● **Your goal**:
Every line below that holds "Wellstotem" must be copied.
*** Opening of Stored data ***
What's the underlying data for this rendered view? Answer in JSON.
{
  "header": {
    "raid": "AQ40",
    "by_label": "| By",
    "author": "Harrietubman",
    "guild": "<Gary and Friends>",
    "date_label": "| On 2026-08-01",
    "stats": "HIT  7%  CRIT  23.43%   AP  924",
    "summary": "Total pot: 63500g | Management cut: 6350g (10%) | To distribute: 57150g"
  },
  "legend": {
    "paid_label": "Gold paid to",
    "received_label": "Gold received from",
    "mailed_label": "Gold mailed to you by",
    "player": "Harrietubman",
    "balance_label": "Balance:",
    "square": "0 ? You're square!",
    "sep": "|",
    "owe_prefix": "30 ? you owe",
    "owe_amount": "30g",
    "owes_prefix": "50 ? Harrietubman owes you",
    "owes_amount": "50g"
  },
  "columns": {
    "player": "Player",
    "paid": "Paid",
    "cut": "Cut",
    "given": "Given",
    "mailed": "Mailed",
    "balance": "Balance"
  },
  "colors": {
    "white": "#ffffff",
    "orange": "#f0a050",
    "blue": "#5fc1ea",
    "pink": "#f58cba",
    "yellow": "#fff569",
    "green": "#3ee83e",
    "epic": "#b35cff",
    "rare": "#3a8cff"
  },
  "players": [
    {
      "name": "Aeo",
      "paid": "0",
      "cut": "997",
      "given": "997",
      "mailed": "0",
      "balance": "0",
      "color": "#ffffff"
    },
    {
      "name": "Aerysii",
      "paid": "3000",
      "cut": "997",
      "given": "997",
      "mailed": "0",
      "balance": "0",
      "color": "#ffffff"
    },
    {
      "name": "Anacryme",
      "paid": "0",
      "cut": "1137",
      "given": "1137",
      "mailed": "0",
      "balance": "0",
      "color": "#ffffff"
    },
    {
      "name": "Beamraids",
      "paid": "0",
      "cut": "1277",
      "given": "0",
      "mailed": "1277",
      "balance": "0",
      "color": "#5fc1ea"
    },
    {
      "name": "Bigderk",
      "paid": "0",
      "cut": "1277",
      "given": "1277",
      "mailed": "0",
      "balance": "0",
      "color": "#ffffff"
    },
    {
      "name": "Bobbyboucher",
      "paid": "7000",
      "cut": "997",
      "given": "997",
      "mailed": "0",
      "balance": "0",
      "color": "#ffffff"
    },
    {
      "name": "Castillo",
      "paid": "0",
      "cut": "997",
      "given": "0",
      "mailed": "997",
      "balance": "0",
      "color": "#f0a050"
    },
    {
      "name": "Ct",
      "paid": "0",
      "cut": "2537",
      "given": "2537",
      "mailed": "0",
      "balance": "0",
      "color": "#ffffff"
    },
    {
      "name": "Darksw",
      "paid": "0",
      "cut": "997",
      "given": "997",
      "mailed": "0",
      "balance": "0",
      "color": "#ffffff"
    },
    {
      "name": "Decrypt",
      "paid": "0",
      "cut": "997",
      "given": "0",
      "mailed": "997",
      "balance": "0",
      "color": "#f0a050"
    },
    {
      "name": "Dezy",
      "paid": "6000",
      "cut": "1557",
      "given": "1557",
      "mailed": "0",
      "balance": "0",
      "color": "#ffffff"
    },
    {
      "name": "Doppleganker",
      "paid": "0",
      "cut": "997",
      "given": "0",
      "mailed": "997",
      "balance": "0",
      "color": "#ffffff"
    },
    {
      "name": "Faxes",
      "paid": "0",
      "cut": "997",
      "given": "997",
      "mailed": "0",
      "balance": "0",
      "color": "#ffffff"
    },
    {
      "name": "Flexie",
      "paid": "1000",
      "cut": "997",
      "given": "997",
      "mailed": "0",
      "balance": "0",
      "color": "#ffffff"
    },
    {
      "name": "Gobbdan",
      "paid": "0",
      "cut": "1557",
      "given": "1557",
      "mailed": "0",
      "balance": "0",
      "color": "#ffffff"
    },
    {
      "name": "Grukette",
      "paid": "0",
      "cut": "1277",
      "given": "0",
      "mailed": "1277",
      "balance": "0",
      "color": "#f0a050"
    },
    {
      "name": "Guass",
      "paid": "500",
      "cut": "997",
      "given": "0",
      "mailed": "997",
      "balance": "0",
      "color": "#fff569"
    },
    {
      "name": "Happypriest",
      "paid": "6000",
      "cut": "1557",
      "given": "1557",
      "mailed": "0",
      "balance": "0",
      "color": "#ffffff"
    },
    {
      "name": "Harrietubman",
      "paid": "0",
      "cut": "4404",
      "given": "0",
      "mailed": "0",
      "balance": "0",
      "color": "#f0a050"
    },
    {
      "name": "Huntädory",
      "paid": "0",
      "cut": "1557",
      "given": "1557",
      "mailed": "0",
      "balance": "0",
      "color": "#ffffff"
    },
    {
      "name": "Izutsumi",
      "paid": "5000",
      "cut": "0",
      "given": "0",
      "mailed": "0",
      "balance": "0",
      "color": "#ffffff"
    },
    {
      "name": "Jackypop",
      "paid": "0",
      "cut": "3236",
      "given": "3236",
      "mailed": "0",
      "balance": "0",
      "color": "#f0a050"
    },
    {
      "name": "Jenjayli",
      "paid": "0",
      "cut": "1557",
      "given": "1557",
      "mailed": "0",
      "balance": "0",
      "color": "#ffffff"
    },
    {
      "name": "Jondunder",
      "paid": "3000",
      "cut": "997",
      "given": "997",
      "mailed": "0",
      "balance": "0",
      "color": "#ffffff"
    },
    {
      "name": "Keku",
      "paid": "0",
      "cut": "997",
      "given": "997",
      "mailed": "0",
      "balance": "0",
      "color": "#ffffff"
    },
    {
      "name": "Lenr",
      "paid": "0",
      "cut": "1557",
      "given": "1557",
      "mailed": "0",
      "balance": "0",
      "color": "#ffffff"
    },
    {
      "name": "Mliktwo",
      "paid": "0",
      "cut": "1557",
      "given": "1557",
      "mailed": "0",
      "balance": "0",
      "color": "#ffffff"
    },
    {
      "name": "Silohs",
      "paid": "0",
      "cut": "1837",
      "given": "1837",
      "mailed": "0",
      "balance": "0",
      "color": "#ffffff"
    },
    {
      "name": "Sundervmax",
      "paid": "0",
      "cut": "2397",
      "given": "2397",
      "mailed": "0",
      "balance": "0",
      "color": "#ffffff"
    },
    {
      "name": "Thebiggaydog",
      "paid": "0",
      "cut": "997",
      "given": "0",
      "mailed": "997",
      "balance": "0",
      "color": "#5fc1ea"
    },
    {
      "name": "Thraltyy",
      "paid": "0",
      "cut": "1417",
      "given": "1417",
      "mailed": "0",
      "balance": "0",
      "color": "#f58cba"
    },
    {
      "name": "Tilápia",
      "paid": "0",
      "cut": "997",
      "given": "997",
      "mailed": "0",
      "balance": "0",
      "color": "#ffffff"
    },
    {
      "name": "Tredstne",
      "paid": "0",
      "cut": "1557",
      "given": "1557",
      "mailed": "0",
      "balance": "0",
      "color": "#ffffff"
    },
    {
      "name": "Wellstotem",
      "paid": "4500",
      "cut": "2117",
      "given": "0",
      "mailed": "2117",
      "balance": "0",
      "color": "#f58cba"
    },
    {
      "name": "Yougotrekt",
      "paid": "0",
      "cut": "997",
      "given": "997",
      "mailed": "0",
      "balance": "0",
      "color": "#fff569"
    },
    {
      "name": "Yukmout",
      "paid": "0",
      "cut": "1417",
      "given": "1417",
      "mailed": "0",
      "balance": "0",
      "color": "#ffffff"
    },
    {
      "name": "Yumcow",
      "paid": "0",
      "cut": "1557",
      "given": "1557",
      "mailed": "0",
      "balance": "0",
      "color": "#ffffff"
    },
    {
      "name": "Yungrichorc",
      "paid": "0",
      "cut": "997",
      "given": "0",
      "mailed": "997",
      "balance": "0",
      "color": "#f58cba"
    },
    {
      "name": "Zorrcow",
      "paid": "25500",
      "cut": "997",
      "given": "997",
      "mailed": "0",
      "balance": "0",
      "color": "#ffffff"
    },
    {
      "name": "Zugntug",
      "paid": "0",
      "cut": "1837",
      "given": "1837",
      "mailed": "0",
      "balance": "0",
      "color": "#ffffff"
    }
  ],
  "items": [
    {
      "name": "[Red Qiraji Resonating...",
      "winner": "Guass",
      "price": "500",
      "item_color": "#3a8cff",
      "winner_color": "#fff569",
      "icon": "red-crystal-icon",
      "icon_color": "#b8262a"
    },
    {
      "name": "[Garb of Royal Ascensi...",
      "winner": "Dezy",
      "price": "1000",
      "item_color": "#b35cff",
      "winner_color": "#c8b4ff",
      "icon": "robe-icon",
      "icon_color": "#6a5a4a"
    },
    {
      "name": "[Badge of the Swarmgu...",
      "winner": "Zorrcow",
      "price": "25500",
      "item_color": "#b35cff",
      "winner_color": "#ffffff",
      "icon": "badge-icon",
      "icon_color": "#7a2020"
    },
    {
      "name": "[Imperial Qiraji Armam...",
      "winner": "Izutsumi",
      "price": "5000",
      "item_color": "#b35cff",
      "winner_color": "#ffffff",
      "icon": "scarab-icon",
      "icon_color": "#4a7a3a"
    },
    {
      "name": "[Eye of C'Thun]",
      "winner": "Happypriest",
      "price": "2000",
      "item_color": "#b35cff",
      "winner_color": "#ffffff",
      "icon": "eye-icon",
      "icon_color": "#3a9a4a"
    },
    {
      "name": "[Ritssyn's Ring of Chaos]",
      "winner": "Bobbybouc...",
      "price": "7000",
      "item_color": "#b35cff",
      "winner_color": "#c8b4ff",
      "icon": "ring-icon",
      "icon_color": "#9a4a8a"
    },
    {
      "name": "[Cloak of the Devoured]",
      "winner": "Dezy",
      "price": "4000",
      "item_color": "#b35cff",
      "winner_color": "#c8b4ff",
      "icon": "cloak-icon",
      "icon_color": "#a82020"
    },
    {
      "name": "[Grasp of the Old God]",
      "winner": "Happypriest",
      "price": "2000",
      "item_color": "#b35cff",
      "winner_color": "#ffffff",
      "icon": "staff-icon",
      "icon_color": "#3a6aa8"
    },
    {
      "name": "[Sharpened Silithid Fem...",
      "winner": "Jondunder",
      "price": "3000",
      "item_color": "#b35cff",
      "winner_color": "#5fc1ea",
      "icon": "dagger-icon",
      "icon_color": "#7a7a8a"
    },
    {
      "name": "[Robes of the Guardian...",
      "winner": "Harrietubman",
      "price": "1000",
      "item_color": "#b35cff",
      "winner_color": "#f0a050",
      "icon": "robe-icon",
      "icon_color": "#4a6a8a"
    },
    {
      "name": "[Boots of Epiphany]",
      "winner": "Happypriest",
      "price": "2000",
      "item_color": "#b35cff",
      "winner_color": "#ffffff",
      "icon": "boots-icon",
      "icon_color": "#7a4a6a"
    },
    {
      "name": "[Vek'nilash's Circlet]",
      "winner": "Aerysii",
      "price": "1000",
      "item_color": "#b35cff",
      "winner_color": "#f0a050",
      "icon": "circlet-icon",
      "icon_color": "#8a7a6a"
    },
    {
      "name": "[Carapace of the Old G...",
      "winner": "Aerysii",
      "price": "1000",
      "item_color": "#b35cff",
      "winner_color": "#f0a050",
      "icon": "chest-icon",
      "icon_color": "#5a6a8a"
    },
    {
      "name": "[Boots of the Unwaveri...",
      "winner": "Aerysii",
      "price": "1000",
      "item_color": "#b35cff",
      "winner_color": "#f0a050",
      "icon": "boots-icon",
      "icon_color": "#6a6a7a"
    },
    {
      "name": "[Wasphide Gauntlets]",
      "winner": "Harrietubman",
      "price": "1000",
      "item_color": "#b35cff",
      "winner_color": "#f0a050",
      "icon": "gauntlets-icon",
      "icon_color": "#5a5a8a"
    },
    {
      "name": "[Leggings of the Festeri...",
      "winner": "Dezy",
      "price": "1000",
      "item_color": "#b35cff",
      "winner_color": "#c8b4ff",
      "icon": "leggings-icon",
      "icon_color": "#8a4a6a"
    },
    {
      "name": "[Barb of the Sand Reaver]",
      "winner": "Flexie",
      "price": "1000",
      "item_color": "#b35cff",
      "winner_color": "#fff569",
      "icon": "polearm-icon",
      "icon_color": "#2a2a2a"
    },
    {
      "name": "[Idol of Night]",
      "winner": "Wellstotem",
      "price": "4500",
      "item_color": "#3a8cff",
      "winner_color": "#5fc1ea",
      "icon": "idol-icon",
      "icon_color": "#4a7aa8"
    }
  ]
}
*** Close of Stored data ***
● **Solution for this task**:
      "name": "Wellstotem",
      "winner": "Wellstotem",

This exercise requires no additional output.